### EXTRACTED RECORDS ###
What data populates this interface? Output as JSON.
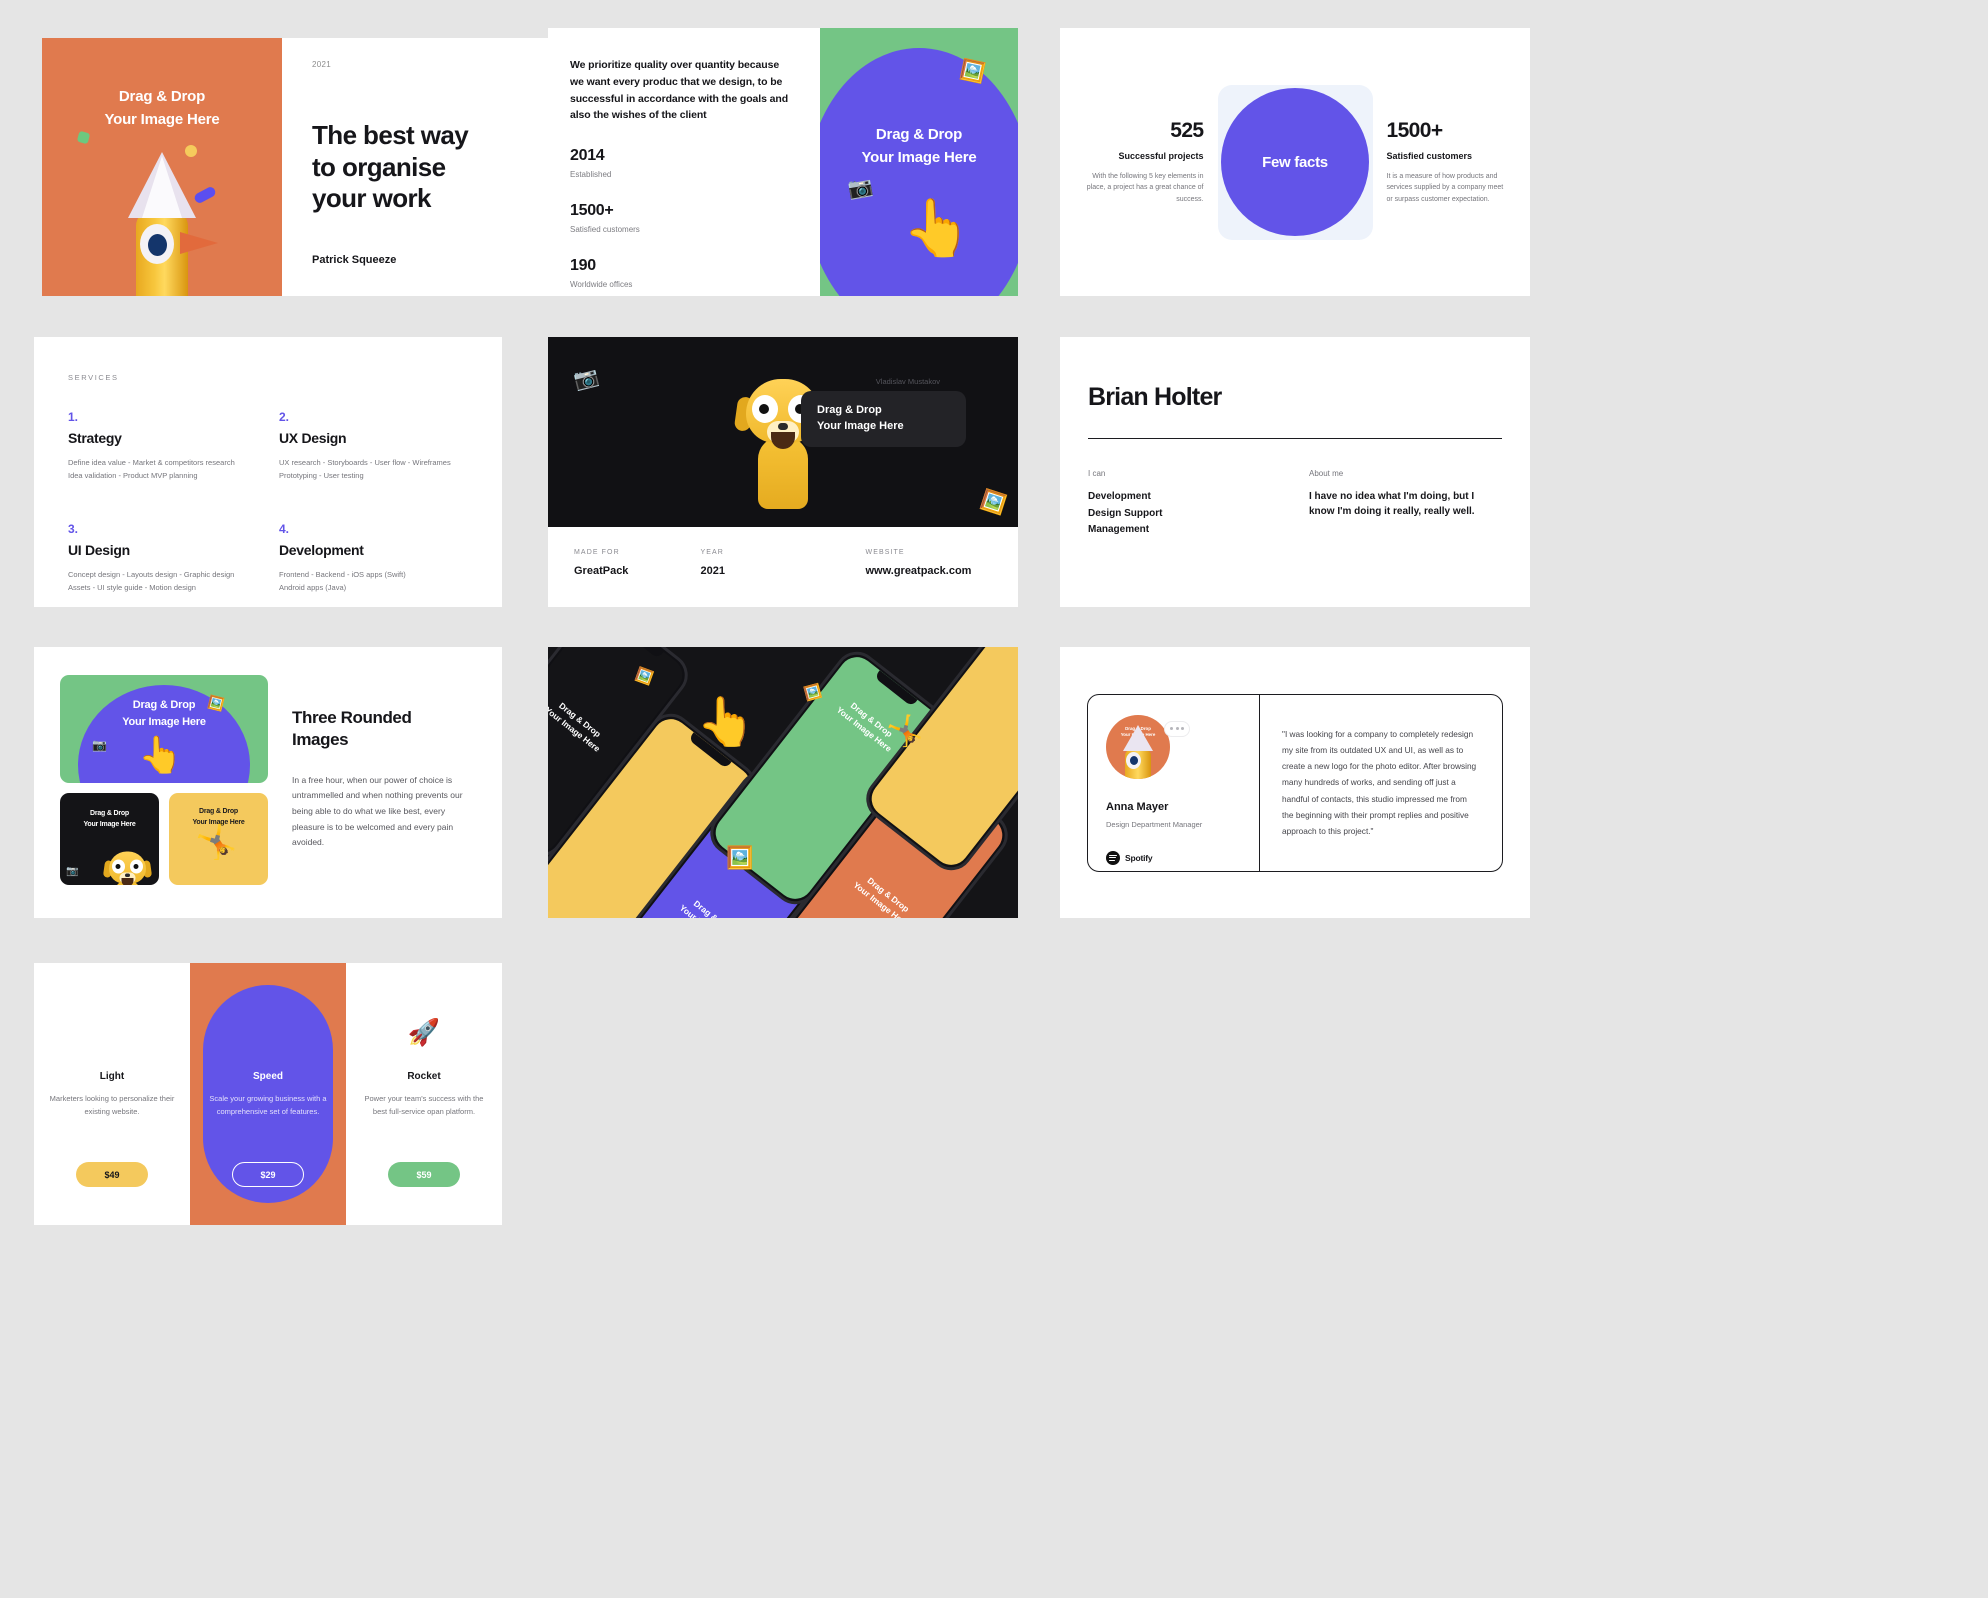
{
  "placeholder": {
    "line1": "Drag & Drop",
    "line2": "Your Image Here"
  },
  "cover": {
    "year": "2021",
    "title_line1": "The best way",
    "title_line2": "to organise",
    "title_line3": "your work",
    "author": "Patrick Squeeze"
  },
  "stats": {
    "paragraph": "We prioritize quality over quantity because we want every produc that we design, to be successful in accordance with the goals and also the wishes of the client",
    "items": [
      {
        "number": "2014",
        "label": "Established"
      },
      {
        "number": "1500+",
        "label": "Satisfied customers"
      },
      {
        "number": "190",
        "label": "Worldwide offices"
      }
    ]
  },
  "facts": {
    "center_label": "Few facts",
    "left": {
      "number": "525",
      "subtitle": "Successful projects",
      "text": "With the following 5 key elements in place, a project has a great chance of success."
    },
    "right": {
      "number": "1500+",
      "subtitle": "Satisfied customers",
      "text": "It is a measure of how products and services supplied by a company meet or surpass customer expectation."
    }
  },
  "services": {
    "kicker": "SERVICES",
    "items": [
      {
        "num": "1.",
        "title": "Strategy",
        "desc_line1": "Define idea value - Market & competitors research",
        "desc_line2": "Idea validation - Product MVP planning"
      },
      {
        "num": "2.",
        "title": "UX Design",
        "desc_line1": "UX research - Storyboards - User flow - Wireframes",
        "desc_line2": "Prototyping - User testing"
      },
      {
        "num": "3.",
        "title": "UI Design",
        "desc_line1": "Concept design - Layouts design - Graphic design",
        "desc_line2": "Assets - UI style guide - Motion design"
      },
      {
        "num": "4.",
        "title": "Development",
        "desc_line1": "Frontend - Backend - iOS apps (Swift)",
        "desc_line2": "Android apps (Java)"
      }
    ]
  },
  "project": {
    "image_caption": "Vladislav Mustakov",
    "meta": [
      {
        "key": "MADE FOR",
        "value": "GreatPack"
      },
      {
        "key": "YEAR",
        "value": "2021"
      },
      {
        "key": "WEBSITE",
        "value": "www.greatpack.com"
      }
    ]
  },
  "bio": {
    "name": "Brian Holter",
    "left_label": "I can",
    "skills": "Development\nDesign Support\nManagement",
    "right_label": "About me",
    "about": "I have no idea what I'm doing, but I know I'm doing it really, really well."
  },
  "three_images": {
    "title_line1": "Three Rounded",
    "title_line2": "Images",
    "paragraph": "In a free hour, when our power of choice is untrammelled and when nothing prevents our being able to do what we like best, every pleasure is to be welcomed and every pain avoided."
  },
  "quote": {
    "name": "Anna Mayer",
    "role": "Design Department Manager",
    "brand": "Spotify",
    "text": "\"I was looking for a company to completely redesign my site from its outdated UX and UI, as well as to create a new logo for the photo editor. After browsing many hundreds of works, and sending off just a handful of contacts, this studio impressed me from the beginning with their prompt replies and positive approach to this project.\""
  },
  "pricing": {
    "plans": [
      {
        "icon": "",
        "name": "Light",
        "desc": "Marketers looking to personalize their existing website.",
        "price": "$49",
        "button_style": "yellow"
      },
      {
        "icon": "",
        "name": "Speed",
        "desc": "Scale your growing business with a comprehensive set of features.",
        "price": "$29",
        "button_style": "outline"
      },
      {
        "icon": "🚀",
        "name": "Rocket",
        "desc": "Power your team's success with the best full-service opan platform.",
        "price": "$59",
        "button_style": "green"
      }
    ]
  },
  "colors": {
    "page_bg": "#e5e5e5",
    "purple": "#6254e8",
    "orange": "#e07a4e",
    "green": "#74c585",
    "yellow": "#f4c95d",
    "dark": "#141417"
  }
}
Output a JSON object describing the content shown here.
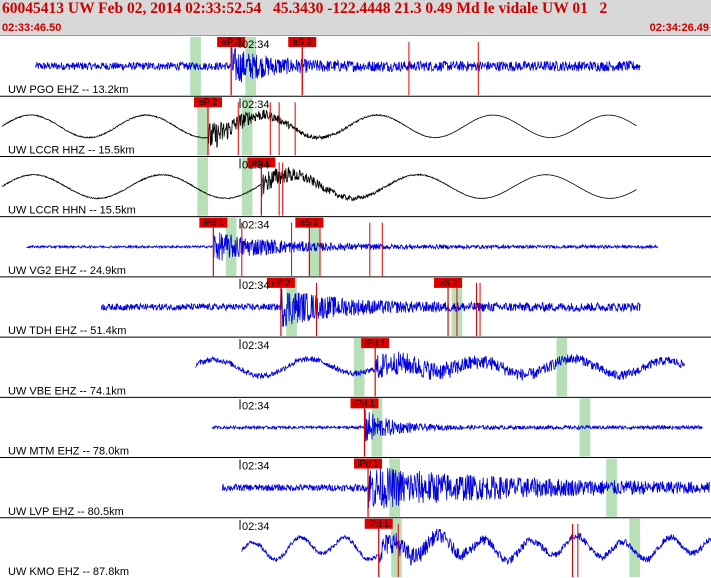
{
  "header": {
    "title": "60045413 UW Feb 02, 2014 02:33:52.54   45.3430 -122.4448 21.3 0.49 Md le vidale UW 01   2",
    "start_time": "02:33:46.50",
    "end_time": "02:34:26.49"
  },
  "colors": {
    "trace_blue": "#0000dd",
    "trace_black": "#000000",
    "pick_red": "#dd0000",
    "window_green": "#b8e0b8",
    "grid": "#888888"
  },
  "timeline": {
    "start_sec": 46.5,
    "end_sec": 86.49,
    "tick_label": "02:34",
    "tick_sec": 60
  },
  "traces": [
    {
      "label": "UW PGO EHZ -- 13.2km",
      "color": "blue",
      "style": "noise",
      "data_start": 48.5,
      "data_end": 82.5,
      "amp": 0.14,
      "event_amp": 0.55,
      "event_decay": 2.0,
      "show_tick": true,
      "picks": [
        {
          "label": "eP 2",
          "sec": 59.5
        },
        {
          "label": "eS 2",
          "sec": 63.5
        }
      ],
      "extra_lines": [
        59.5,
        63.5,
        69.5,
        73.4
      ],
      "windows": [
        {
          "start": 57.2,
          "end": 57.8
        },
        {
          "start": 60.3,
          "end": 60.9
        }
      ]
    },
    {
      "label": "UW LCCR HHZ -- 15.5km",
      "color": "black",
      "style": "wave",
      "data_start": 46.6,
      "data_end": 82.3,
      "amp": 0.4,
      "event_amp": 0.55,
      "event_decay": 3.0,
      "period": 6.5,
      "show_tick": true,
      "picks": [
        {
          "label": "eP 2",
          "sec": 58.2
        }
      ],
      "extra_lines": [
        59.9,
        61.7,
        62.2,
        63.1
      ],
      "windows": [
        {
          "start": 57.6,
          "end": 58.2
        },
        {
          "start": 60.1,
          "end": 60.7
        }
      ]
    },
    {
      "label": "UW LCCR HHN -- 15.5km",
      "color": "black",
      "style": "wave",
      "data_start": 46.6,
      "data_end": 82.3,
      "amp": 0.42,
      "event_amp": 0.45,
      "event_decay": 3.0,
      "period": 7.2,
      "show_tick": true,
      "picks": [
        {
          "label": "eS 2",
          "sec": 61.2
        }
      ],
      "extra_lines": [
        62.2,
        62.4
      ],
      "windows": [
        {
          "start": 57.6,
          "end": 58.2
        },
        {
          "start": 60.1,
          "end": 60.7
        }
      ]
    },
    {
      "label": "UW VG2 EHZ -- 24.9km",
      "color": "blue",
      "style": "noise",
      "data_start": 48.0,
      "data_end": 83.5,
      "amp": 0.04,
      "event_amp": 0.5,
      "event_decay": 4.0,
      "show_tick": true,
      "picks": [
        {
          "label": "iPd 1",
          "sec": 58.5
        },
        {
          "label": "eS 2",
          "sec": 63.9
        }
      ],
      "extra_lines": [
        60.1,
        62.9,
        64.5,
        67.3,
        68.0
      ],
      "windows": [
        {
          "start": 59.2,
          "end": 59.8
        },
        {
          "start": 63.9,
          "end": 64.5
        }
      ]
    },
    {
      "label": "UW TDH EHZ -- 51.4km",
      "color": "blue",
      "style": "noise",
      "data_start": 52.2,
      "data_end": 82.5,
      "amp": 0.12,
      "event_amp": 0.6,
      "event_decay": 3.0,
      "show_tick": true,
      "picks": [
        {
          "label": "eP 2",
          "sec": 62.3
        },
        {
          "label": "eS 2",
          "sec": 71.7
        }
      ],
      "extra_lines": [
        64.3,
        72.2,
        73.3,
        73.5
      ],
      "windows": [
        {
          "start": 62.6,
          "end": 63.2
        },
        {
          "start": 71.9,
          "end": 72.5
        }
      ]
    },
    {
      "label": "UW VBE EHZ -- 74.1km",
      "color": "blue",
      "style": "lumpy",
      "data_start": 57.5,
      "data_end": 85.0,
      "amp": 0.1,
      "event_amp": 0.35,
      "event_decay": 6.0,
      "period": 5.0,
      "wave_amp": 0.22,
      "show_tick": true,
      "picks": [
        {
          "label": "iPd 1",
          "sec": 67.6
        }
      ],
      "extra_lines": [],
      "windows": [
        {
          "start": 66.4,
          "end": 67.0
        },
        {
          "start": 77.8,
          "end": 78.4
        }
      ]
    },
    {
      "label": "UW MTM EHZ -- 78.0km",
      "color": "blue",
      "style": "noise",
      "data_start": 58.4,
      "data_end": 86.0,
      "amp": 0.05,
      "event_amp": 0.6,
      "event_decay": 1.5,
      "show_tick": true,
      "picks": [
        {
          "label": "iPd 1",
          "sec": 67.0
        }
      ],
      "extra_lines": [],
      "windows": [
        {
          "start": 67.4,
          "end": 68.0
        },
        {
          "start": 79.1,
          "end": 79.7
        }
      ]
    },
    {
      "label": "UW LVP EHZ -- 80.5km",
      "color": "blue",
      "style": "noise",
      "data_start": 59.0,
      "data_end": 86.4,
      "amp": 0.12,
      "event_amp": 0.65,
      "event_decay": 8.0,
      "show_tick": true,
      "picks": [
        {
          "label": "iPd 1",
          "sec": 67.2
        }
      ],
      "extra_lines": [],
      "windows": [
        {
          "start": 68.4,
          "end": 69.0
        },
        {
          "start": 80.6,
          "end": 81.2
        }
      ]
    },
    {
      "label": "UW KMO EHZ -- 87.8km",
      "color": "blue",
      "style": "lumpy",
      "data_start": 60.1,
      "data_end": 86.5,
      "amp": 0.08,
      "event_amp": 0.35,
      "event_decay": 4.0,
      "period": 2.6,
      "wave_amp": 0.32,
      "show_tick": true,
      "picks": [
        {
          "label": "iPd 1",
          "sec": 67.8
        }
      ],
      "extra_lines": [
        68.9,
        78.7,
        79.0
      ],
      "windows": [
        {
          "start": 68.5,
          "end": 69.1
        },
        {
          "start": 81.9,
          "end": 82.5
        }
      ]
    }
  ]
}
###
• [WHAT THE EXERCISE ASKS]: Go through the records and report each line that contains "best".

• [THE ANSWER]:
    "title_line1": "The best way",
    "paragraph": "In a free hour, when our power of choice is untrammelled and when nothing prevents our being able to do what we like best, every pleasure is to be welcomed and every pain avoided."
        "desc": "Power your team's success with the best full-service opan platform.",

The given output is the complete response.